Amending Rule 23 would add clarity to the settlement process and teeth to the protection of absent class members. But to solve the real class settlement process, the Advisory Committee will have to look at why so many weak claims … Continue Reading
I don’t usually do guest posts–Class Action Countermeasures is largely a solo proprietorship–but Adam Schulman of the Center for Class Action Fairness spotted a new settlement tactic out in the wild that proved interesting enough to justify an exception. … Continue Reading
With one or two significant exceptions, I usually write about settlement tactics that don’t work. I do that for two reasons: (1) settlement tactics that work often lead to perfunctory opinions that do not discuss the tactics themselves, and … Continue Reading
A brief one this week, involving a settlement that did not reach final approval. Dremak v. Iovate Health Sci. Group, Inc., No. 09md2087, 2013 U.S. Dist. LEXIS 165225 (S.D. Cal. Nov. 19, 2013) involved an attempted settlement of personal … Continue Reading
ExxonMobil recently attempted to settle a class action involving the payment of gas royalties. As part of that settlement, it agreed to a provision that would impose a severe appeal bond on any objectors who might wish to appeal an … Continue Reading

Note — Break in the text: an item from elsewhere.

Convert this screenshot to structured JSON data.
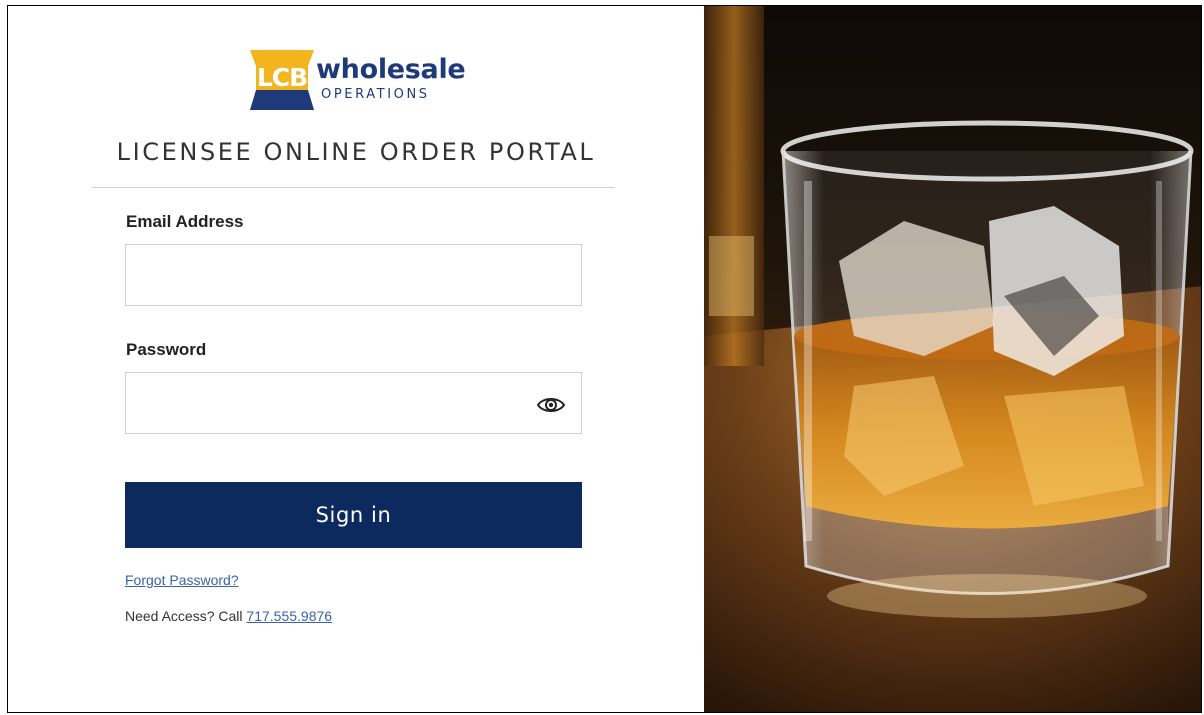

In the wake of Comcast Corp. v. Behrend, a number of different courts have weighed in on the question of whether variations in damages should preclude certification of a litigation class. Last month, however, the District of the District … Continue Reading
Settlement opinions are often not that interesting. The vast majority of them are by-the-numbers approvals of proposed settlements that offer little insight about how Rule 23 works. This is especially true of preliminary approval opinions. But every once in a … Continue Reading
Not right away, but it’s thrown down the gauntlet. In denying certiorari in Marek v Lane, Chief Justice Roberts took the time to issue an accompanying opinion. Marek v. Lane, No. 13-136, 2013 U.S. LEXIS 7772 (Nov. 4, … Continue Reading
Many class settlement agreements contain confidentiality clauses. How seriously should we take them?
Thornton v. Morgan Stanley Smith Barney, LLC, No.12-CV-298-JED-FHM, 2013 U.S. Dist. LEXIS 151211 (N.D. Okla. Oct. 22, 2013), answers the question: seriously indeed.
Thornton itself was … Continue Reading
A group of Hispanic and African-American borrowers sued the National City Bank, alleging that its "Discretionary Pricing Policy" for home mortgages had resulted in higher borrowing costs for racial minorities. During discovery, the parties engaged in a mediation and reached … Continue Reading